(Entries taken from a collection)
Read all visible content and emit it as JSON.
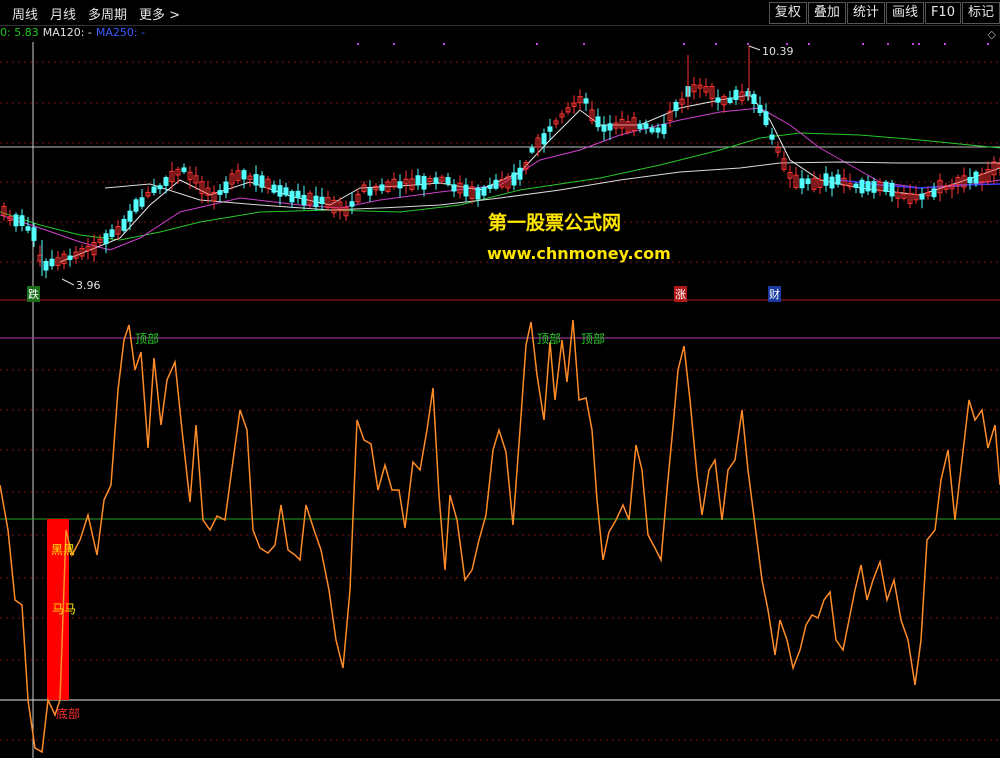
{
  "toolbar": {
    "left_items": [
      "周线",
      "月线",
      "多周期",
      "更多 >"
    ],
    "right_buttons": [
      "复权",
      "叠加",
      "统计",
      "画线",
      "F10",
      "标记"
    ]
  },
  "legend": {
    "ma_a": "0: 5.83",
    "ma120": "MA120: -",
    "ma250": "MA250: -"
  },
  "price_chart": {
    "high_label": "10.39",
    "low_label": "3.96",
    "markers": [
      "跌",
      "涨",
      "财"
    ],
    "colors": {
      "up": "#ff3232",
      "down": "#54ffff",
      "ma_white": "#dcdcdc",
      "ma_magenta": "#d040d0",
      "ma_green": "#28c828",
      "ma_blue": "#3c3cff"
    }
  },
  "watermark": {
    "line1": "第一股票公式网",
    "line2": "www.chnmoney.com"
  },
  "indicator": {
    "labels_top": [
      "顶部",
      "顶部",
      "顶部"
    ],
    "label_black": "黑黑",
    "label_horse": "马马",
    "label_bottom": "底部",
    "colors": {
      "line": "#ff8c28",
      "upper": "#b43cb4",
      "middle": "#28a028",
      "lower": "#e6e6e6",
      "bar": "#ff0000"
    }
  }
}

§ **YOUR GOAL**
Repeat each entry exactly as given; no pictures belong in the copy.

§ **EXERCISE RESPONSE**
Read all visible content and emit it as JSON.
{
  "toolbar": {
    "left_items": [
      "周线",
      "月线",
      "多周期",
      "更多 >"
    ],
    "right_buttons": [
      "复权",
      "叠加",
      "统计",
      "画线",
      "F10",
      "标记"
    ]
  },
  "legend": {
    "ma_a": "0: 5.83",
    "ma120": "MA120: -",
    "ma250": "MA250: -"
  },
  "price_chart": {
    "high_label": "10.39",
    "low_label": "3.96",
    "markers": [
      "跌",
      "涨",
      "财"
    ],
    "colors": {
      "up": "#ff3232",
      "down": "#54ffff",
      "ma_white": "#dcdcdc",
      "ma_magenta": "#d040d0",
      "ma_green": "#28c828",
      "ma_blue": "#3c3cff"
    }
  },
  "watermark": {
    "line1": "第一股票公式网",
    "line2": "www.chnmoney.com"
  },
  "indicator": {
    "labels_top": [
      "顶部",
      "顶部",
      "顶部"
    ],
    "label_black": "黑黑",
    "label_horse": "马马",
    "label_bottom": "底部",
    "colors": {
      "line": "#ff8c28",
      "upper": "#b43cb4",
      "middle": "#28a028",
      "lower": "#e6e6e6",
      "bar": "#ff0000"
    }
  }
}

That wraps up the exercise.